What: He impressed audiences with his performance on the 3rd season of HBO’s Def Comedy Jam (All-Stars Vol. 12). He has enjoyed a career as an actor, director and screenwriter. He is a recent Pushcart Prize nominee for his creative non-fiction piece Forever. In an Instant., published by Literary Orphans Journal. A NEGRO AND AN OFAY is his first novel.
Where: Los Angeles
Interview conducted by email. Some questions and answers have been edited.
I just finished your debut novel, A NEGRO AND AN OFAY. Elliot Caprice is a flawed and troubled character, but I rooted for him throughout the story. How did you come up with the concept for this character and story?
Elliot Caprice came to me a long time ago, when I first tried my hand at screenwriting. Early on, he was almost a novelty—a setup for culturally-referential, purposefully anachronistic comedy. That never saw the light of day. It was all just exercises, really. Then, as life grew more and more serious for me, he became more and more serious. It’s been suggested that he’s an amalgam of me from a few different periods of my life. I’m not so sure about that, but perhaps there are parallels in our emotional fields.

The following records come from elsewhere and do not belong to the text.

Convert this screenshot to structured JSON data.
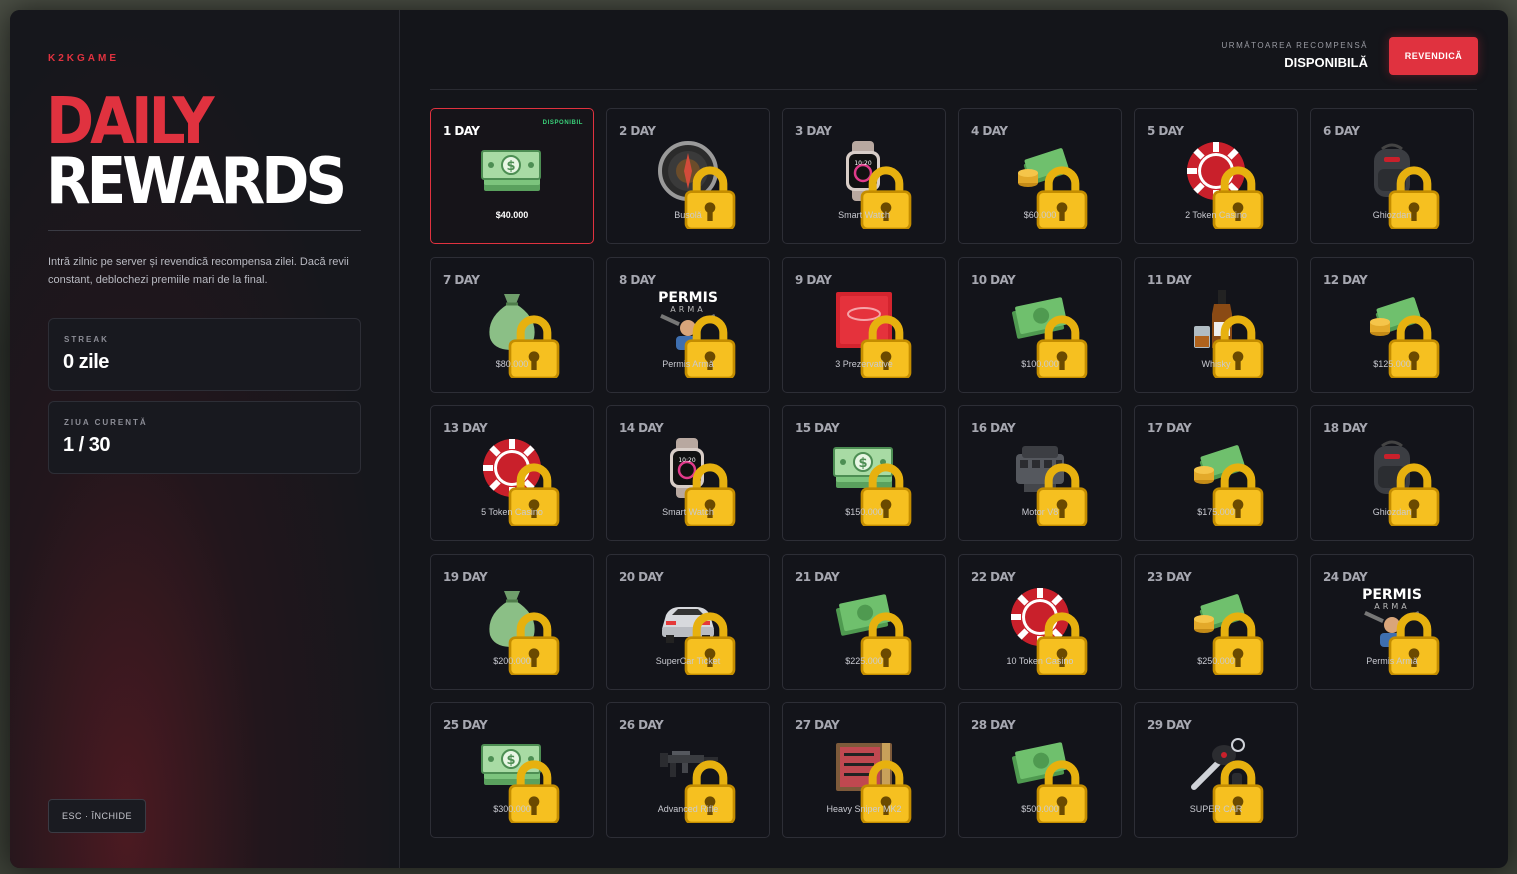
{
  "sidebar": {
    "brand": "K2KGAME",
    "title_line1": "DAILY",
    "title_line2": "REWARDS",
    "description": "Intră zilnic pe server și revendică recompensa zilei. Dacă revii constant, deblochezi premiile mari de la final.",
    "streak_label": "STREAK",
    "streak_value": "0 zile",
    "current_day_label": "ZIUA CURENTĂ",
    "current_day_value": "1 / 30",
    "close_button": "ESC · ÎNCHIDE"
  },
  "header": {
    "next_reward_label": "URMĂTOAREA RECOMPENSĂ",
    "next_reward_status": "DISPONIBILĂ",
    "claim_button": "REVENDICĂ"
  },
  "colors": {
    "accent": "#e0323f",
    "available": "#3ad27a",
    "lock": "#f2b400"
  },
  "rewards": [
    {
      "day": "1 DAY",
      "name": "$40.000",
      "icon": "cash-stack-icon",
      "status": "DISPONIBIL",
      "locked": false
    },
    {
      "day": "2 DAY",
      "name": "Busolă",
      "icon": "compass-icon",
      "locked": true
    },
    {
      "day": "3 DAY",
      "name": "Smart Watch",
      "icon": "smartwatch-icon",
      "locked": true
    },
    {
      "day": "4 DAY",
      "name": "$60.000",
      "icon": "cash-coins-icon",
      "locked": true
    },
    {
      "day": "5 DAY",
      "name": "2 Token Casino",
      "icon": "casino-chip-icon",
      "locked": true
    },
    {
      "day": "6 DAY",
      "name": "Ghiozdan",
      "icon": "backpack-icon",
      "locked": true
    },
    {
      "day": "7 DAY",
      "name": "$80.000",
      "icon": "money-bag-icon",
      "locked": true
    },
    {
      "day": "8 DAY",
      "name": "Permis Armă",
      "icon": "gun-license-icon",
      "locked": true
    },
    {
      "day": "9 DAY",
      "name": "3 Prezervative",
      "icon": "condom-pack-icon",
      "locked": true
    },
    {
      "day": "10 DAY",
      "name": "$100.000",
      "icon": "cash-bills-icon",
      "locked": true
    },
    {
      "day": "11 DAY",
      "name": "Whisky",
      "icon": "whisky-bottle-icon",
      "locked": true
    },
    {
      "day": "12 DAY",
      "name": "$125.000",
      "icon": "cash-coins-icon",
      "locked": true
    },
    {
      "day": "13 DAY",
      "name": "5 Token Casino",
      "icon": "casino-chip-icon",
      "locked": true
    },
    {
      "day": "14 DAY",
      "name": "Smart Watch",
      "icon": "smartwatch-icon",
      "locked": true
    },
    {
      "day": "15 DAY",
      "name": "$150.000",
      "icon": "cash-stack-icon",
      "locked": true
    },
    {
      "day": "16 DAY",
      "name": "Motor V8",
      "icon": "engine-icon",
      "locked": true
    },
    {
      "day": "17 DAY",
      "name": "$175.000",
      "icon": "cash-coins-icon",
      "locked": true
    },
    {
      "day": "18 DAY",
      "name": "Ghiozdan",
      "icon": "backpack-icon",
      "locked": true
    },
    {
      "day": "19 DAY",
      "name": "$200.000",
      "icon": "money-bag-icon",
      "locked": true
    },
    {
      "day": "20 DAY",
      "name": "SuperCar Ticket",
      "icon": "supercar-icon",
      "locked": true
    },
    {
      "day": "21 DAY",
      "name": "$225.000",
      "icon": "cash-bills-icon",
      "locked": true
    },
    {
      "day": "22 DAY",
      "name": "10 Token Casino",
      "icon": "casino-chip-icon",
      "locked": true
    },
    {
      "day": "23 DAY",
      "name": "$250.000",
      "icon": "cash-coins-icon",
      "locked": true
    },
    {
      "day": "24 DAY",
      "name": "Permis Armă",
      "icon": "gun-license-icon",
      "locked": true
    },
    {
      "day": "25 DAY",
      "name": "$300.000",
      "icon": "cash-stack-icon",
      "locked": true
    },
    {
      "day": "26 DAY",
      "name": "Advanced Rifle",
      "icon": "rifle-icon",
      "locked": true
    },
    {
      "day": "27 DAY",
      "name": "Heavy Sniper MK2",
      "icon": "weapon-case-icon",
      "locked": true
    },
    {
      "day": "28 DAY",
      "name": "$500.000",
      "icon": "cash-bills-icon",
      "locked": true
    },
    {
      "day": "29 DAY",
      "name": "SUPER CAR",
      "icon": "car-key-icon",
      "locked": true
    }
  ]
}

When I was very young, and my life was ill-defined, I got off to a big start in stand-up comedy. Through all of that, I grew up a lot, and realized I wanted my creativity for me. Not to impress anyone else. Not to become rich, or famous. Yay me! Except then, I had to reconcile real life against desire. After doing television and a few movies, I wound up back in Chicago sitting on a help desk, not doing what I felt I was meant to do. I felt things were over for me before I really got started.
In an IT support capacity, there’s a lot of waiting around for the phone to ring. Left alone with my own thoughts in my own cubical, I’d write screenplays. The one that stuck in my wakeful consciousness was about Elliot. Elliot’s world is very real, visual. Palpable. I’d retreat in there when life was really roughin’ me up. Perhaps that’s how I built it. Seeking emotional solitude.
The story unfolded moment to moment. I make loose outlines about situations, but the rest comes from visceral experience. There are some realtime current events that influence the plot, of course. It just kind of folds in, like ingredients in a cake. Otherwise, it happens for me experientially, not empirically. I’m a witness. I hope that makes sense.